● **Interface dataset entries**
------------------------------

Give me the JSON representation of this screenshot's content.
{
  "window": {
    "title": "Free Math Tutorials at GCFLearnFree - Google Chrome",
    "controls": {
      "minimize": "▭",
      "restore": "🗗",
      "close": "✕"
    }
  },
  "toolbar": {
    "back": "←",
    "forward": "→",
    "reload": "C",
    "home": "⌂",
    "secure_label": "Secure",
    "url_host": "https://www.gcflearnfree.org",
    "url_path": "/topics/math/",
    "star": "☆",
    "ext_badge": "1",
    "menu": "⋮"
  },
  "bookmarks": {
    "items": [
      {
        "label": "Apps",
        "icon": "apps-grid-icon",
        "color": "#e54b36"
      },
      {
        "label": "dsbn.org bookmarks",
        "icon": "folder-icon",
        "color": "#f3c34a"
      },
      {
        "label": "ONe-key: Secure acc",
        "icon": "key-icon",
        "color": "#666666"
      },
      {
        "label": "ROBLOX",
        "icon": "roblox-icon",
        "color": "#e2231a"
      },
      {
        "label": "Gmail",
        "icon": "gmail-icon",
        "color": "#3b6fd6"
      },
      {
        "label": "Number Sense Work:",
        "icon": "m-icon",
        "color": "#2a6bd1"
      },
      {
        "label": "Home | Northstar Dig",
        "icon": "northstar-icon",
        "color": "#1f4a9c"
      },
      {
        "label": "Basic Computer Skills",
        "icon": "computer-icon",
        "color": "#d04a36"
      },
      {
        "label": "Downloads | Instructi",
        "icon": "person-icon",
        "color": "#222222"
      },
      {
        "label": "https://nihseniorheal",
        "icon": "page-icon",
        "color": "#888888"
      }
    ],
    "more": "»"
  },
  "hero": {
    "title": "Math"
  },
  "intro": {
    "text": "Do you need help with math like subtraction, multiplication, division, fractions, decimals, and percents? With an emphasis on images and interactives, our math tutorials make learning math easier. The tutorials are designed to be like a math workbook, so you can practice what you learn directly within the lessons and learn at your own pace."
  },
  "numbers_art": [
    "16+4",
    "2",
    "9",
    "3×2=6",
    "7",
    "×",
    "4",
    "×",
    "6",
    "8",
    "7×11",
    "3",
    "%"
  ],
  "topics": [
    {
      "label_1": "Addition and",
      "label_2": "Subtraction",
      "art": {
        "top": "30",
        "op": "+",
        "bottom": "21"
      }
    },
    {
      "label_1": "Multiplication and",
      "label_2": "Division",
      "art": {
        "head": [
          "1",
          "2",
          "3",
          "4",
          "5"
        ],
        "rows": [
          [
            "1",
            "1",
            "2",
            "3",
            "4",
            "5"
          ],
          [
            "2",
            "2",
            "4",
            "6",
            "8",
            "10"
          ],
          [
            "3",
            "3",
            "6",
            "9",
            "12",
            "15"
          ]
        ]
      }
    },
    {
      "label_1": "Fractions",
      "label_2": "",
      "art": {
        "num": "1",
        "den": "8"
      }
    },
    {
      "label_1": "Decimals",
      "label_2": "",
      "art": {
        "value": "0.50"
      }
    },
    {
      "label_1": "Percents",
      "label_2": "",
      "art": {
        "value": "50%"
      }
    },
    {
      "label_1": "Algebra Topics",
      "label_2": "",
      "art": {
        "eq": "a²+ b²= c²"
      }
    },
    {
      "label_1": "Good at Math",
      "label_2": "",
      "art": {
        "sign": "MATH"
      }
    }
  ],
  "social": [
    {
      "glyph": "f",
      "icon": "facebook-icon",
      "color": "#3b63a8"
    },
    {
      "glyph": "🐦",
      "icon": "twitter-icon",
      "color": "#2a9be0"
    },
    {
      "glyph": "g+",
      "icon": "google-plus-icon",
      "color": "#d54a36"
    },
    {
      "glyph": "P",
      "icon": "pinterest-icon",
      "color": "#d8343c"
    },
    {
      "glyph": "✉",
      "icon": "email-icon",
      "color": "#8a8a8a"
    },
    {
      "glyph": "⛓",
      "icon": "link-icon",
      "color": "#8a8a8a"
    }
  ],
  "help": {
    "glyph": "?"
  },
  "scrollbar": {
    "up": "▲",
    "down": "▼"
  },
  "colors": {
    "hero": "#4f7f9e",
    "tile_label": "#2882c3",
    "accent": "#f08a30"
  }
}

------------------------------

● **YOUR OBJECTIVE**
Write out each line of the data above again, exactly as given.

● **ANSWER TO THIS TASK**
Give me the JSON representation of this screenshot's content.
{
  "window": {
    "title": "Free Math Tutorials at GCFLearnFree - Google Chrome",
    "controls": {
      "minimize": "▭",
      "restore": "🗗",
      "close": "✕"
    }
  },
  "toolbar": {
    "back": "←",
    "forward": "→",
    "reload": "C",
    "home": "⌂",
    "secure_label": "Secure",
    "url_host": "https://www.gcflearnfree.org",
    "url_path": "/topics/math/",
    "star": "☆",
    "ext_badge": "1",
    "menu": "⋮"
  },
  "bookmarks": {
    "items": [
      {
        "label": "Apps",
        "icon": "apps-grid-icon",
        "color": "#e54b36"
      },
      {
        "label": "dsbn.org bookmarks",
        "icon": "folder-icon",
        "color": "#f3c34a"
      },
      {
        "label": "ONe-key: Secure acc",
        "icon": "key-icon",
        "color": "#666666"
      },
      {
        "label": "ROBLOX",
        "icon": "roblox-icon",
        "color": "#e2231a"
      },
      {
        "label": "Gmail",
        "icon": "gmail-icon",
        "color": "#3b6fd6"
      },
      {
        "label": "Number Sense Work:",
        "icon": "m-icon",
        "color": "#2a6bd1"
      },
      {
        "label": "Home | Northstar Dig",
        "icon": "northstar-icon",
        "color": "#1f4a9c"
      },
      {
        "label": "Basic Computer Skills",
        "icon": "computer-icon",
        "color": "#d04a36"
      },
      {
        "label": "Downloads | Instructi",
        "icon": "person-icon",
        "color": "#222222"
      },
      {
        "label": "https://nihseniorheal",
        "icon": "page-icon",
        "color": "#888888"
      }
    ],
    "more": "»"
  },
  "hero": {
    "title": "Math"
  },
  "intro": {
    "text": "Do you need help with math like subtraction, multiplication, division, fractions, decimals, and percents? With an emphasis on images and interactives, our math tutorials make learning math easier. The tutorials are designed to be like a math workbook, so you can practice what you learn directly within the lessons and learn at your own pace."
  },
  "numbers_art": [
    "16+4",
    "2",
    "9",
    "3×2=6",
    "7",
    "×",
    "4",
    "×",
    "6",
    "8",
    "7×11",
    "3",
    "%"
  ],
  "topics": [
    {
      "label_1": "Addition and",
      "label_2": "Subtraction",
      "art": {
        "top": "30",
        "op": "+",
        "bottom": "21"
      }
    },
    {
      "label_1": "Multiplication and",
      "label_2": "Division",
      "art": {
        "head": [
          "1",
          "2",
          "3",
          "4",
          "5"
        ],
        "rows": [
          [
            "1",
            "1",
            "2",
            "3",
            "4",
            "5"
          ],
          [
            "2",
            "2",
            "4",
            "6",
            "8",
            "10"
          ],
          [
            "3",
            "3",
            "6",
            "9",
            "12",
            "15"
          ]
        ]
      }
    },
    {
      "label_1": "Fractions",
      "label_2": "",
      "art": {
        "num": "1",
        "den": "8"
      }
    },
    {
      "label_1": "Decimals",
      "label_2": "",
      "art": {
        "value": "0.50"
      }
    },
    {
      "label_1": "Percents",
      "label_2": "",
      "art": {
        "value": "50%"
      }
    },
    {
      "label_1": "Algebra Topics",
      "label_2": "",
      "art": {
        "eq": "a²+ b²= c²"
      }
    },
    {
      "label_1": "Good at Math",
      "label_2": "",
      "art": {
        "sign": "MATH"
      }
    }
  ],
  "social": [
    {
      "glyph": "f",
      "icon": "facebook-icon",
      "color": "#3b63a8"
    },
    {
      "glyph": "🐦",
      "icon": "twitter-icon",
      "color": "#2a9be0"
    },
    {
      "glyph": "g+",
      "icon": "google-plus-icon",
      "color": "#d54a36"
    },
    {
      "glyph": "P",
      "icon": "pinterest-icon",
      "color": "#d8343c"
    },
    {
      "glyph": "✉",
      "icon": "email-icon",
      "color": "#8a8a8a"
    },
    {
      "glyph": "⛓",
      "icon": "link-icon",
      "color": "#8a8a8a"
    }
  ],
  "help": {
    "glyph": "?"
  },
  "scrollbar": {
    "up": "▲",
    "down": "▼"
  },
  "colors": {
    "hero": "#4f7f9e",
    "tile_label": "#2882c3",
    "accent": "#f08a30"
  }
}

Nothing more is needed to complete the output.